Sedating For Scan: PAUSE – this might be the last time they are conscious, consider them and their family and do they need time
Use the word Dying: find out what is important to them, and their family, what are their fears and what they want to know, allow silence.
Society is unfamiliar with death: Narrating whats happening for the family can help, e.g “that rattley noise you can hear is only a small amount of fluid in their throat, it can sound horrid but its not bothering them at all” Remember we are used to these stages but to families they are scared and they often assume that the patient is suffering.
We all recognise the importance of ensuring patients with Parkinson’s disease (PD) get their medication, but..
What do you do if the patient can’t swallow?
We will need to work out what alternative routes we could use, for example dispensable via NG or patches, and what dose. For an ED clinical it is most likely beyond us and we need help! However, that may be extremely difficult to get especially Out of Hours
Excellent website that can give you options – select the patients normal regime (initially just one line but you can add as many as needed) and press calculate. It gives you a dispensable and patch dose, which can help the discussion with pharmacy about where we can get it
For those back home its been an interesting 1st day at the conference – and the top 5 are
1. Learning from Child Death
Great session, presented by both clinical staff and parents, around the death of a 3yo with Down’s syndrome, from sepsis.
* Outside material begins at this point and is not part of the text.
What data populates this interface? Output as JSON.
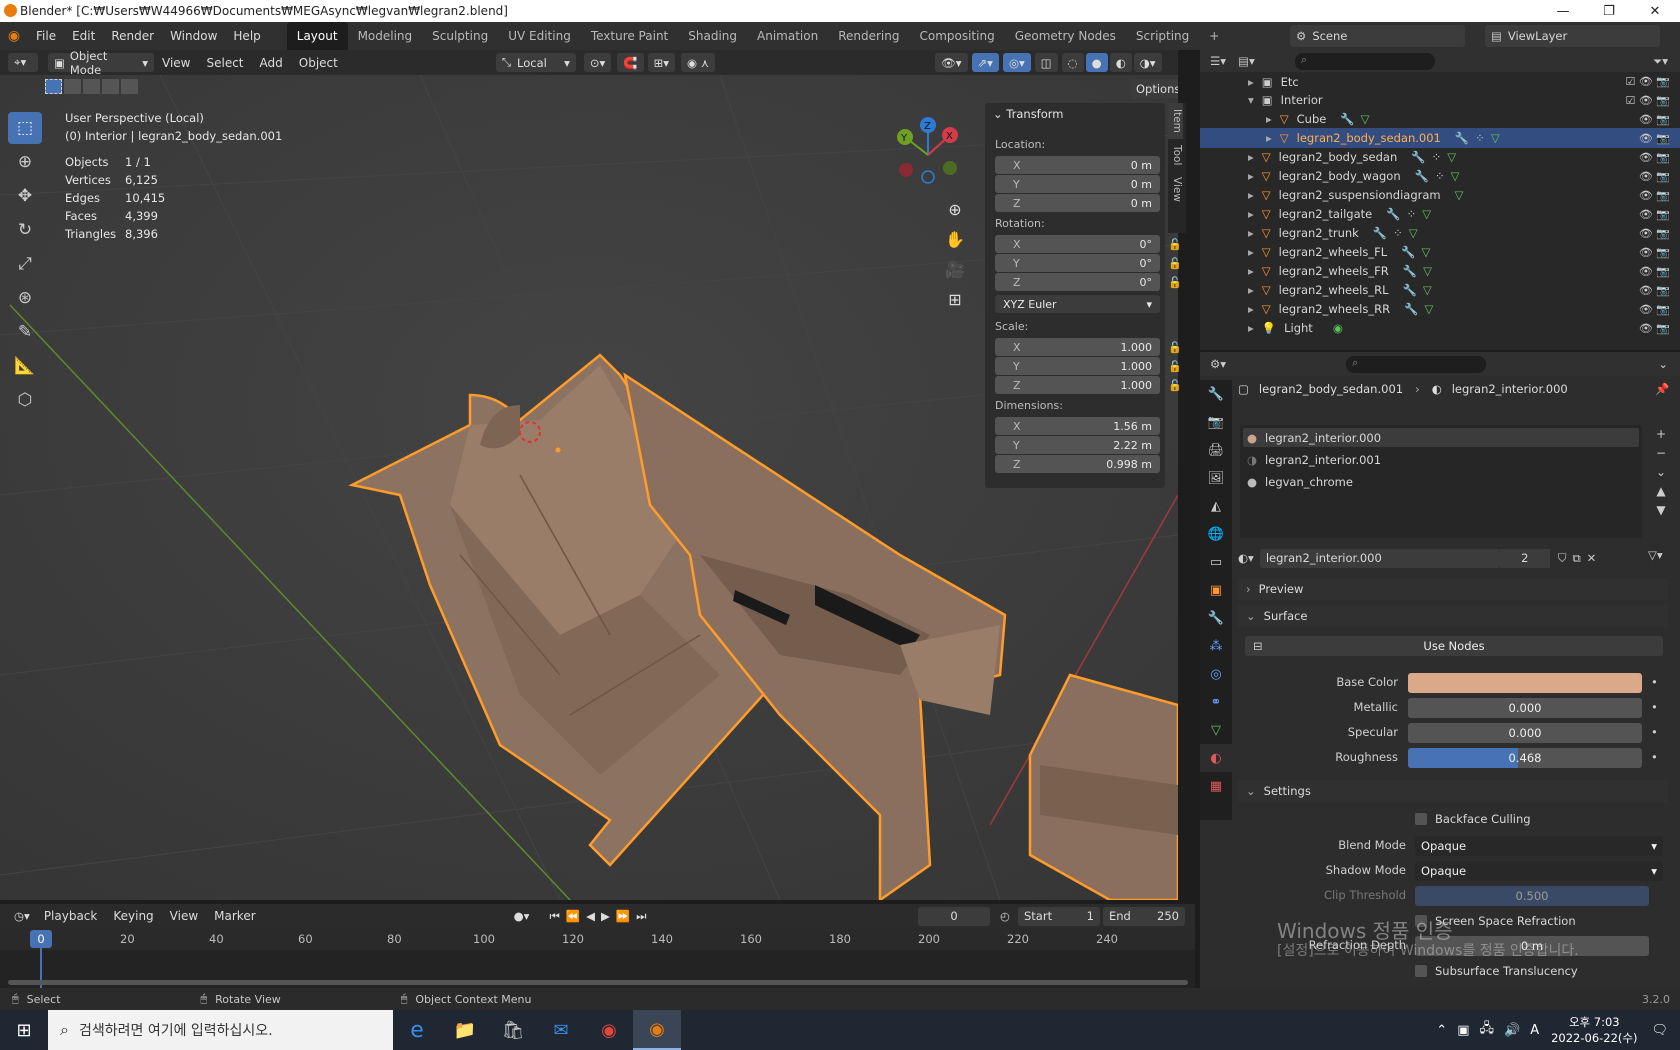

Highlighted some key points that we can all do better:
Listen to the Carers: the parents could see the patient wasn’t his normal self but staff didn’t head the warnings, and his parents felt ignored.
Let Carers know whats happening: The patient was moved to Resus, we might think the parents know what that means, but they thought it was just because everywhere else was busy.
The child deteriorated through the ED stay of >8hrs, and the sepsis was only picked up and treated on paediatric ward, after a fresh set of eyes. Remember if you put a frog in boiling water it jumps, but if you turn the heat up slowly its dinner. Always be alert to the slow change!
The patient remained in Resus after being seen by PICU who had then referred to Paeds – Who was looking after him? We are ALL responsible for that patient – ED and the specialities!
2. Non-blanching rash & fever in children
There are many sets of guidance out there with 100% sensitivity, however, specificity varies. NICE has a specificity of approx 1%, while the best performing Newcastle, Birmingham, Liverpool (NBL) algorithm performs at about 44%. AndPurpura (defined as being between 3 milimeters and 1 centimeter in size) is a BAD sign!!!
The NBL algorithm
3. STEMI – de Winter is coming!
The de Winter T wave is an important ECG sign of MI, that can develop quickly into the classic STEMI. Its present in 2% of cases so learn it.
Tall, prominent, symmetric T waves in the precordial leads
Upsloping ST segment depression >1mm at the J-point in the precordial leads
Absence of ST elevation in the precordial leads
ST segment elevation (0.5mm-1mm) in aVR
4. Toxbase Pearls
Severe Ca/β blocker overdose – move through the treatments relatively quickly in a step wise manner as Toxbase (i.e. dont wait for ages to see if it works it either does or doesn’t). To get to High Dose Insulin Euglycaemia Regime, this seems to be one of the best therapies
Charcoal: Evidence coming out suggesting it is useful beyond the 1hr period, and higher doses seem better (watch this space)
Whole Bowel Lavage: Really difficult but good in body-packers, Iron & Lithium as well as Sustained release compounds.
Rapid antigen test and thick and thin film – good but not 100% (esp with ovalae)
5-10/yr patients die in UK from malaria – Mainly as unrecognised (travel to malaria region and unsure why they are unwell test)
Is it Ebola or Malaria? – if you can’t get malaria screen done (?ebola can slow the labs down) – Assume Ebola & treat as severe malaria concurrently